Fox has been ordered to pay $179m to profit participants on the longrunning TV show Bones; the judgment includes $128m in punitive damages because the aribitrator that heard the case found that Fox had concealed the show's true earnings and its execs had lied under oath to keep the profit participants from getting their share of the take.
The arbitrator singled out Fox execs Dana Walden, Gary Newman and Peter Rice for "giving false testimony to conceal their wrongful acts."
The suit turned on Fox's "self-dealing," whereby one division would make a program and sell it to another division at well below market rates, then claim that the show hadn't earned very much money, thus denying payouts to those with a share of the profits: the show's stars, the author of the novels the show was adapted from, and the show's exec producer.
Fox has vowed to appeal.
Two of the Fox execs singled out by the arbitrator are set to move into executive roles at Disney after the Disney acquisition of Fox is complete. Disney CEO Bob Iger gave a statement in their defense.
Liguori headed Fox at the time the series debuted in 2005. In 2009, he wrote a memo that may have outlined Fox's efforts to avoid self-dealing liability as Fox considered giving "Bones" a three-season renewal in 2009. Quotations from what is described as the "Legal Action Plan" memo are heavily redacted in the arbitration filing. Liguori left his post as chairman of Fox Broadcasting in 2009, amid a shakeup in the TV division.
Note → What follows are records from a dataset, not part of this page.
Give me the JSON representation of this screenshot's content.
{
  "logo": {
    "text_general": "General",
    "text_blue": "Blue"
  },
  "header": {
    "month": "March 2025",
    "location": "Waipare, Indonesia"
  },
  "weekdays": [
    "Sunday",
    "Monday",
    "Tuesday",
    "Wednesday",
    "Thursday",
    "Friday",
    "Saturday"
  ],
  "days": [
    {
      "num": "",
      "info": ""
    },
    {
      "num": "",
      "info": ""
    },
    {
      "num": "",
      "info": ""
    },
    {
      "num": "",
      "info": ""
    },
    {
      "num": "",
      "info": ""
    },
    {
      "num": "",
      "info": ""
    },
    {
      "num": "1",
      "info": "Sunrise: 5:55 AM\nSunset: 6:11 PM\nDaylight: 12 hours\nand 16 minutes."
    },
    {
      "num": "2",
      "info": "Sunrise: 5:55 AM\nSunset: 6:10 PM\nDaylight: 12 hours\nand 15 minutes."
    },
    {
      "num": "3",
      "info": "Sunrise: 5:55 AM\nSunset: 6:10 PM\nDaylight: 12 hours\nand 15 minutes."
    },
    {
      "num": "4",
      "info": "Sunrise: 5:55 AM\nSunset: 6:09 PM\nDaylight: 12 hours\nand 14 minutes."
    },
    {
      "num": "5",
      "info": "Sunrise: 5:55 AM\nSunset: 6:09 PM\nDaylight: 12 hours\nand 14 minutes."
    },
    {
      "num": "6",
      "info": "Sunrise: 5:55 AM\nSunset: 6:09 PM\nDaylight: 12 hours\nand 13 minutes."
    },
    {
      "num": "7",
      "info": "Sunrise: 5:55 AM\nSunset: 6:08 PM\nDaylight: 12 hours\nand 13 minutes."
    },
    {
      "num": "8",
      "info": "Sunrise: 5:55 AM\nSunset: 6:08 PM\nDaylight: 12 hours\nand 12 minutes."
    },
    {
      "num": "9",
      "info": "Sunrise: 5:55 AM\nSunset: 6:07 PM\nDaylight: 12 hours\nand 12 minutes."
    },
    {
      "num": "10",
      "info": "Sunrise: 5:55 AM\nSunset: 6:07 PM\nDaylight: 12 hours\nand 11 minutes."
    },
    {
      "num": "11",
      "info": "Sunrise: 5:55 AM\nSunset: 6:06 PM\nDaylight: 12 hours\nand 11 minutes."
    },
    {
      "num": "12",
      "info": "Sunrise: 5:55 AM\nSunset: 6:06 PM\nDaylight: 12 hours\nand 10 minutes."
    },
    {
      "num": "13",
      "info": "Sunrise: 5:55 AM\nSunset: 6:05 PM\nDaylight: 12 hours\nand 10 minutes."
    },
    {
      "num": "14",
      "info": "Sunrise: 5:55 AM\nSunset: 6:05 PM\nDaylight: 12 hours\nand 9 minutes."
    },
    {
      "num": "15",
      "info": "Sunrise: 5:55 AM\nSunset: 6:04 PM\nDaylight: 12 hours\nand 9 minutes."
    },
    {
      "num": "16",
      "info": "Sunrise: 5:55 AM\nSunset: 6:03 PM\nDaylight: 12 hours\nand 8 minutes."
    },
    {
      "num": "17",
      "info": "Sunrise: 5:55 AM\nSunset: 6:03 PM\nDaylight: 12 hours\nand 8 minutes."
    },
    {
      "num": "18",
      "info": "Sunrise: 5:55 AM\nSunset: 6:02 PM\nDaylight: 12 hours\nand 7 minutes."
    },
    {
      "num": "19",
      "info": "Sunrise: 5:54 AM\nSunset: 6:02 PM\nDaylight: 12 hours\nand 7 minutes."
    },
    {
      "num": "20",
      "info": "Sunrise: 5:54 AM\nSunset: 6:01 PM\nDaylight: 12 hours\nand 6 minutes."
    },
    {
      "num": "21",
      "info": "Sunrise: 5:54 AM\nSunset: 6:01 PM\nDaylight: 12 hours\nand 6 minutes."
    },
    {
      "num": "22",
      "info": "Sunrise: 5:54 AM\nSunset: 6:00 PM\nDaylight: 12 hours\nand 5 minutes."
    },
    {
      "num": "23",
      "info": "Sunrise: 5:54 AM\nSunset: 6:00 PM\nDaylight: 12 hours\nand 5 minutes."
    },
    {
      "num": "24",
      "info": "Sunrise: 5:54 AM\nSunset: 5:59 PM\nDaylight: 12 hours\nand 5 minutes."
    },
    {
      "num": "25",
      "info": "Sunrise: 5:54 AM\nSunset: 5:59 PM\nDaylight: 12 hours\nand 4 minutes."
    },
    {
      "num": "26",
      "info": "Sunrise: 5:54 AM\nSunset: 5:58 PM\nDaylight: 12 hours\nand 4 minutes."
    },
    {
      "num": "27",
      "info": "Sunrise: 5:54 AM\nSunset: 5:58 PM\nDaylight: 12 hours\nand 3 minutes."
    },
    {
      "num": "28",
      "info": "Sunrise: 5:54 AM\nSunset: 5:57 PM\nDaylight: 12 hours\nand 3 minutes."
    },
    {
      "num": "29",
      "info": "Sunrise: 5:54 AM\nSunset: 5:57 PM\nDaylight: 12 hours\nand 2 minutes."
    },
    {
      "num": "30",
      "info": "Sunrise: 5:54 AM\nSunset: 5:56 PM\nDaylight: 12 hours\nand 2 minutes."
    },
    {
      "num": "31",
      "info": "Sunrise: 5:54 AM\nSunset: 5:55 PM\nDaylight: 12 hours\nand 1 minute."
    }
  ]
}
Lichtman also held that Fox executives were deceptive in testifying about the process of determining a license fee for "Bones."
"The testimony of both Mr. Newman and Ms. Walden regarding 'marketplace information' is not only troubling but extremely disconcerting," the arbitrator states. "The more these individuals testified the more incredulous their testimony appeared."
Fox Ordered to Pay $179 Million to 'Bones' Profit Participants [Gene Maddaus/Variety]